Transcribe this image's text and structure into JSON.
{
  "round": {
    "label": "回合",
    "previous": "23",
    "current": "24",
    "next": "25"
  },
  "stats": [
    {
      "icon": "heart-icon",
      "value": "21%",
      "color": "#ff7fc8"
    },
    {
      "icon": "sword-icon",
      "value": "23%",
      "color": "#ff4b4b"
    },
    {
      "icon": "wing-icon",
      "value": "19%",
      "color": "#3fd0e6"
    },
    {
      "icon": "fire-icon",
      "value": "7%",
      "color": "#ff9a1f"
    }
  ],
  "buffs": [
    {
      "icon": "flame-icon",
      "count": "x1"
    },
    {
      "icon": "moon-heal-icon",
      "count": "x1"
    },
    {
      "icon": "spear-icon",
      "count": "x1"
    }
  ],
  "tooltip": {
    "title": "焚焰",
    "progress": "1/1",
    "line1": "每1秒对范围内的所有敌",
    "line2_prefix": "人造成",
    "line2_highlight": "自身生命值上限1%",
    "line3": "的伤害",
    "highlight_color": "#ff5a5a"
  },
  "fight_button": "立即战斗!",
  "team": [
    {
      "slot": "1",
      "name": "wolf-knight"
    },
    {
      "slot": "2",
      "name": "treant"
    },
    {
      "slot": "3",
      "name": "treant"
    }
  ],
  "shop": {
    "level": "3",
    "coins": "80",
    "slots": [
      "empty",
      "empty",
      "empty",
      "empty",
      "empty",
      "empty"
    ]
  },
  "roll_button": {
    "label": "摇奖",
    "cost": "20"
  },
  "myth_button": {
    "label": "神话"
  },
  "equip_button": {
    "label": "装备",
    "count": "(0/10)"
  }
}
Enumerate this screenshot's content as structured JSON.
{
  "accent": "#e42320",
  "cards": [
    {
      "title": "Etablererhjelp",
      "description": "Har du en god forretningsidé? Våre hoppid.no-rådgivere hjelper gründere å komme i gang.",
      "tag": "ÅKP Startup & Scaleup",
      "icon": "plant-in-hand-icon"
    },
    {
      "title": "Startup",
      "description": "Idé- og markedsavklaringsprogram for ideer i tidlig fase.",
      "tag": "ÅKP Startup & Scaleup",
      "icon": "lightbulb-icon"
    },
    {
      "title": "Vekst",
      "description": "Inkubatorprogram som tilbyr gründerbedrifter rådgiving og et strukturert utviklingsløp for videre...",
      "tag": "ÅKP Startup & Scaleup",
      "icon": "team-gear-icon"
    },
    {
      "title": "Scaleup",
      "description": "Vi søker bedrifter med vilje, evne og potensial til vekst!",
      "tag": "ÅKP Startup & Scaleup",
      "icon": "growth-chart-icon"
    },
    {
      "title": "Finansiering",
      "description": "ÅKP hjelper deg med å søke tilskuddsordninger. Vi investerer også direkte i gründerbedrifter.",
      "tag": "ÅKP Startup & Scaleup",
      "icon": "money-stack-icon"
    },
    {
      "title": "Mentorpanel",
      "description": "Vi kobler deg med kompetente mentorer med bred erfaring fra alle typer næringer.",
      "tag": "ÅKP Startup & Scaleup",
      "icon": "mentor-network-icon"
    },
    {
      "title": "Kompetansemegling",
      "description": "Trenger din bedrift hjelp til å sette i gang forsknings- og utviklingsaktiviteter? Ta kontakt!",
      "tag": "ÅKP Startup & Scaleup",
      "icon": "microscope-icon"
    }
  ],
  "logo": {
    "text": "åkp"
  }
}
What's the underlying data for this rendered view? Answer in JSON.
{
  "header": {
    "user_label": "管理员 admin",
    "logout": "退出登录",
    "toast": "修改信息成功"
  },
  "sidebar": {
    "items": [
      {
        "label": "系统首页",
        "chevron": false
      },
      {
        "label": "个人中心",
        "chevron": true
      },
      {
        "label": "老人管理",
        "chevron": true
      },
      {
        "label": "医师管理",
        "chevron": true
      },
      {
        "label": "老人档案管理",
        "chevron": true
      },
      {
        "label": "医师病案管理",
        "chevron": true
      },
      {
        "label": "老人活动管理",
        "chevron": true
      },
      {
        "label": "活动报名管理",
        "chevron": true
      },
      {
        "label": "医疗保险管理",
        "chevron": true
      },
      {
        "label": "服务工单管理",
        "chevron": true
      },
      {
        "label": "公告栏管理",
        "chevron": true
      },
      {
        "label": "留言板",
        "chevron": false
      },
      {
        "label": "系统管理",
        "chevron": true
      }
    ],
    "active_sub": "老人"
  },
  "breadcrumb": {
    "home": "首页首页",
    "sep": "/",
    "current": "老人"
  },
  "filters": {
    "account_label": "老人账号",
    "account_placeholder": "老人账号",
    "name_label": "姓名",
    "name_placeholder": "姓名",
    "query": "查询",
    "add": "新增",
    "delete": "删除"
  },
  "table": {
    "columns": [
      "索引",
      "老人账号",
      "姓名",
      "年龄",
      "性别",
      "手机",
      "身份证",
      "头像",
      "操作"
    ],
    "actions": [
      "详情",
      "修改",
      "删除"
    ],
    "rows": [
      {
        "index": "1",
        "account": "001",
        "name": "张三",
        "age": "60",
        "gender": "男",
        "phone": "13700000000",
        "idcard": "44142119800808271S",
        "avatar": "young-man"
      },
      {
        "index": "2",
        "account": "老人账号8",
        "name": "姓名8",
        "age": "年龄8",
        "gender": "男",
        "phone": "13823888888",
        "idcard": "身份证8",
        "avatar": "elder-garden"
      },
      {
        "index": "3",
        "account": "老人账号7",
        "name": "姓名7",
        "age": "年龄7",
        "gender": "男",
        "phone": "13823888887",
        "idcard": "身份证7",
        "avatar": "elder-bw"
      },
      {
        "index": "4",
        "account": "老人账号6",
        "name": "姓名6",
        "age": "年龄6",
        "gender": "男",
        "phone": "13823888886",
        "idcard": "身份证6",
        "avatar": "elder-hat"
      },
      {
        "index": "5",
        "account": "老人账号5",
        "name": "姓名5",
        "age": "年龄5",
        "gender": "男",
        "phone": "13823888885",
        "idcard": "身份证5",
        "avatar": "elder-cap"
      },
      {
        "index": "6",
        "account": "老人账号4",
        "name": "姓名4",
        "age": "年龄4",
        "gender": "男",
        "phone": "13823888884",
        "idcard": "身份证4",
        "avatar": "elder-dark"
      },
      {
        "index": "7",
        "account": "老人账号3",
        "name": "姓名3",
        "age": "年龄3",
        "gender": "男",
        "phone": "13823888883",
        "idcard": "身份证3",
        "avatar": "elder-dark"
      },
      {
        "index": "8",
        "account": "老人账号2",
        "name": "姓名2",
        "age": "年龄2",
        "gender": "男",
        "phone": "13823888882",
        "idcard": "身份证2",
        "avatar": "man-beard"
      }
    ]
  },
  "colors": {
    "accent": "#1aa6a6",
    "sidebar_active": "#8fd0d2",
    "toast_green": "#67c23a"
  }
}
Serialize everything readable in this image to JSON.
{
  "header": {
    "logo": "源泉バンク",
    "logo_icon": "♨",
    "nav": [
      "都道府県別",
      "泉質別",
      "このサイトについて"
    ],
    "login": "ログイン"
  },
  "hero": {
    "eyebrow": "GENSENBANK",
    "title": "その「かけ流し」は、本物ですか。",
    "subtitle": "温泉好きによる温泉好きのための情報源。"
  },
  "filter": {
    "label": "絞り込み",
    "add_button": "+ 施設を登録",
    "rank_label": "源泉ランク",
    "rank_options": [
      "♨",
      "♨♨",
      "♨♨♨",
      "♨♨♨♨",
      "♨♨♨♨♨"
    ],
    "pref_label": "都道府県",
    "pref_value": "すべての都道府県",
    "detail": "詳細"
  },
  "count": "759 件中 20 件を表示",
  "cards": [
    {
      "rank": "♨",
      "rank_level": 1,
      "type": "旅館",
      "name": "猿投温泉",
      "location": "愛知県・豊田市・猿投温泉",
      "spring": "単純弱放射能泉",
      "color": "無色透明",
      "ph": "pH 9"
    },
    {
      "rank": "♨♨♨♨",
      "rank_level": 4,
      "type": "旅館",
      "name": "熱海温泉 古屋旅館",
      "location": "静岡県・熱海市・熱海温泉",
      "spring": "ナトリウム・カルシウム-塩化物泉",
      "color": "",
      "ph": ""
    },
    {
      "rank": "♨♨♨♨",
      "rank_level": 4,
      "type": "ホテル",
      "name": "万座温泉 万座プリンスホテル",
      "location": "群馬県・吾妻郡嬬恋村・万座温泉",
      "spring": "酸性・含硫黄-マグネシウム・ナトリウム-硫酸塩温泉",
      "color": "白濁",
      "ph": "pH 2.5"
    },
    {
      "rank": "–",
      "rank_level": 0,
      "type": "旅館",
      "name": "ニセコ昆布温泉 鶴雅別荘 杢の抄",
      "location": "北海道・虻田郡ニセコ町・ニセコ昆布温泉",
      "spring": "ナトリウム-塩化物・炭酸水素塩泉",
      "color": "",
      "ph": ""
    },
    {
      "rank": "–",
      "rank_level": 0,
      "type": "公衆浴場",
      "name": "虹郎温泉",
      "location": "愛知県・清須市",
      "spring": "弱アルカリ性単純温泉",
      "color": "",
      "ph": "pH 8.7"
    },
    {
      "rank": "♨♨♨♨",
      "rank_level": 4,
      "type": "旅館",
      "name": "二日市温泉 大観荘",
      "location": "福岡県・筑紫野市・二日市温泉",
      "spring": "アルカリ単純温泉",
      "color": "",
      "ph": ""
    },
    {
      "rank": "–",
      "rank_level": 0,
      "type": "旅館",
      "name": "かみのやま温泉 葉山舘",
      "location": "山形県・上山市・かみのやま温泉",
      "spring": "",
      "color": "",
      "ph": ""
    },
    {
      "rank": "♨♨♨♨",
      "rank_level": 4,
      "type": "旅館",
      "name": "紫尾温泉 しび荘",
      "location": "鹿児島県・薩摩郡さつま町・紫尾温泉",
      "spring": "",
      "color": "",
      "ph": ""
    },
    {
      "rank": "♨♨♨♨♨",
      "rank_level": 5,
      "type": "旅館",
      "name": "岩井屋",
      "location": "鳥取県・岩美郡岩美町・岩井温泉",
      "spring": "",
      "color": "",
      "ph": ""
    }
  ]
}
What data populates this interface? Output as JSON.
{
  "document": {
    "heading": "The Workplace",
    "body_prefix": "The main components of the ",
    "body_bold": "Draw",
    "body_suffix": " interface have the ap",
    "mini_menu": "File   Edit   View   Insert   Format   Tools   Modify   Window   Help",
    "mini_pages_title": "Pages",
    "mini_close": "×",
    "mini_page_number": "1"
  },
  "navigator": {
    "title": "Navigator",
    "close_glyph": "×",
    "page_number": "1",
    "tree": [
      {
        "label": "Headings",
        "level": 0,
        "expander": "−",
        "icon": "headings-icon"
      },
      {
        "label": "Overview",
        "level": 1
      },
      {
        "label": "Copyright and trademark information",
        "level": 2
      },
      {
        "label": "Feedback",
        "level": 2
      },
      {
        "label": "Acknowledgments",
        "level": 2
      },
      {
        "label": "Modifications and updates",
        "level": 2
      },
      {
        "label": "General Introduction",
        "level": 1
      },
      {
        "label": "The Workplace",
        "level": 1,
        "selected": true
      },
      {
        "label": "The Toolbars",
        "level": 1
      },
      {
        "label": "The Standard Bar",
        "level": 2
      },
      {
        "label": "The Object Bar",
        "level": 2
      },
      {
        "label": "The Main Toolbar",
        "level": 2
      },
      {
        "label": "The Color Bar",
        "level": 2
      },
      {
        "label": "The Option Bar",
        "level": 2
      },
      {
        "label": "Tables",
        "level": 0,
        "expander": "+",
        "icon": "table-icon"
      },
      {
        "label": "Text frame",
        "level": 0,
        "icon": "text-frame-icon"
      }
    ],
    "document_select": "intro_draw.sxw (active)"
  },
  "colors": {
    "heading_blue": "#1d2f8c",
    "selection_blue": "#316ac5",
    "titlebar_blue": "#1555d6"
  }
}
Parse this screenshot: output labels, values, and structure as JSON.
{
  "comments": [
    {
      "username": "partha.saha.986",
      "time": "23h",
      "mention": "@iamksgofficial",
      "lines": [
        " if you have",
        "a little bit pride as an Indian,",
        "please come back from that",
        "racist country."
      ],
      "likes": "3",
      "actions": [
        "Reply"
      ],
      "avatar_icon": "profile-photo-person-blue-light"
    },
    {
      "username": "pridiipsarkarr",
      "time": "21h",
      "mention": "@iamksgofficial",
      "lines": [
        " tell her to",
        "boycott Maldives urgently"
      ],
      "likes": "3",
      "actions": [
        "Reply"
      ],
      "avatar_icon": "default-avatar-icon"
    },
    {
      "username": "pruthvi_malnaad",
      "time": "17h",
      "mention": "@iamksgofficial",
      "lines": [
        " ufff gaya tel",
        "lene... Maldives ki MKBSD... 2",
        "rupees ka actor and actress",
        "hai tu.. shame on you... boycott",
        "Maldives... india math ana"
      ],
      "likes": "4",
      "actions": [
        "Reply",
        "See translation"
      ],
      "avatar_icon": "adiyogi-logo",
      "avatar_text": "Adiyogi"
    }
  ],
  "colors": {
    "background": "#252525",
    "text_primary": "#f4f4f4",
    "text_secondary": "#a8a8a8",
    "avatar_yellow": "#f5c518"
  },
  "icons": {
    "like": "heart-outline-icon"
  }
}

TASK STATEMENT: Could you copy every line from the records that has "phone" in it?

EXPECTED OUTPUT:
        "phone": "13700000000",
        "phone": "13823888888",
        "phone": "13823888887",
        "phone": "13823888886",
        "phone": "13823888885",
        "phone": "13823888884",
        "phone": "13823888883",
        "phone": "13823888882",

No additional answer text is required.